Recall that the permanent of an $$n\times n$$ matrix $$A=[a_{i,j}]_{1\le i,j\le n}$$ is defined by $$\operatorname{per}A=\sum_{\sigma\in S_n}\prod_{i=1}^n a_{i,\sigma(i)}.$$

In 2004, R. Chapman [Acta Arith. 115(2004), 231-244] determined the value of $$\det\left[\left(\frac{i+j-1}p\right)\right]_{1\le i,j\le(p+1)/2}=\det\left[\left(\frac{i+j}p\right)\right]_{0\le i,j\le(p-1)/2},$$ where $$(\frac{\cdot}p)$$ is the Legendre symbol.

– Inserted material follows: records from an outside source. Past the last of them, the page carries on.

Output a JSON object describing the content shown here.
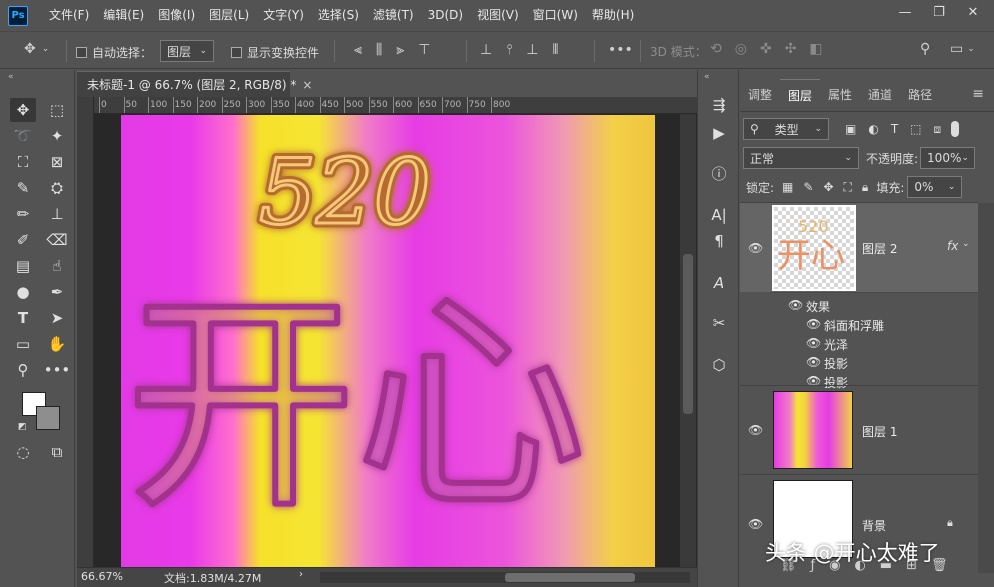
{
  "app": {
    "logo_text": "Ps"
  },
  "menubar": {
    "items": [
      "文件(F)",
      "编辑(E)",
      "图像(I)",
      "图层(L)",
      "文字(Y)",
      "选择(S)",
      "滤镜(T)",
      "3D(D)",
      "视图(V)",
      "窗口(W)",
      "帮助(H)"
    ],
    "window_controls": [
      "minimize-icon",
      "restore-icon",
      "close-icon"
    ]
  },
  "options": {
    "auto_select_label": "自动选择：",
    "auto_select_value": "图层",
    "transform_controls_label": "显示变换控件",
    "more_label": "•••",
    "mode_3d_label": "3D 模式："
  },
  "document": {
    "tab_title": "未标题-1 @ 66.7% (图层 2, RGB/8) *",
    "ruler_labels": [
      "0",
      "50",
      "100",
      "150",
      "200",
      "250",
      "300",
      "350",
      "400",
      "450",
      "500",
      "550",
      "600",
      "650",
      "700",
      "750",
      "800"
    ],
    "canvas_text_top": "520",
    "canvas_text_main": "开心"
  },
  "status": {
    "zoom": "66.67%",
    "doc_info": "文档:1.83M/4.27M"
  },
  "panel": {
    "tabs": [
      "调整",
      "图层",
      "属性",
      "通道",
      "路径"
    ],
    "active_tab": "图层",
    "filter_label": "类型",
    "blend_mode": "正常",
    "opacity_label": "不透明度:",
    "opacity_value": "100%",
    "lock_label": "锁定:",
    "fill_label": "填充:",
    "fill_value": "0%",
    "layers": [
      {
        "name": "图层 2",
        "fx": "fx",
        "selected": true
      },
      {
        "name": "图层 1",
        "selected": false
      },
      {
        "name": "背景",
        "selected": false
      }
    ],
    "effects_label": "效果",
    "effects": [
      "斜面和浮雕",
      "光泽",
      "投影",
      "投影"
    ],
    "thumb_text_top": "520",
    "thumb_text_main": "开心"
  },
  "watermark": "头条 @开心太难了",
  "colors": {
    "magenta": "#e639e6",
    "yellow": "#f2e21a",
    "panel_bg": "#535353",
    "selected_layer": "#656565"
  }
}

Motivated by this, here I pose the following conjecture involving permanents.

Conjecture. For each $$n=0,1,2,\ldots$$, we have $$\operatorname{per}\left[\left(\frac{i+j}{2n+1}\right)\right]_{0\le i,j\le n}>0,\tag{*}$$ where $$(\frac{\cdot}{2n+1})$$ is the Jacobi symbol.

Let $$a_n$$ denote the permanent in $$(*)$$. Via Mathematica I find that $$\begin{gather}a_0=a_1=1,\ a_2=a_3=2,\ a_4=20,\ a_5=16,\ a_6=48,\ a_7=55, \\a_8=128,\ a_9=320,\ a_{10}=1206,\ a_{11}=768,\ a_{12}=406446336, \\a_{13}=43545600,\ a_{14}=141312,\ a_{15}=2267136,\ a_{16}=389112, \\a_{17}=1624232,\ a_{18}=138739712,\ a_{19}=122605392,\ a_{20}=2262695936, \\a_{21}=20313407488,\ a_{22}=17060393728,\ a_{23}=189261676544, \\a_{24}=374345132371011500507136,\ a_{25}=669835780976. \end{gather}$$

I don't know how to solve the conjecture. Any ideas towards the solution?

• I changed \text{per}\,A to \operatorname{per}A, in particular, deleting the manually added white space to the right of $\operatorname{per}$. With \operatorname{}, the spacing to the left and right depends on the context, so that $\operatorname{per}(A)$ has less space to the right of $\operatorname{per}$ than $\operatorname{per} A$ has. That is standard usage. – Michael Hardy Dec 30 '18 at 17:27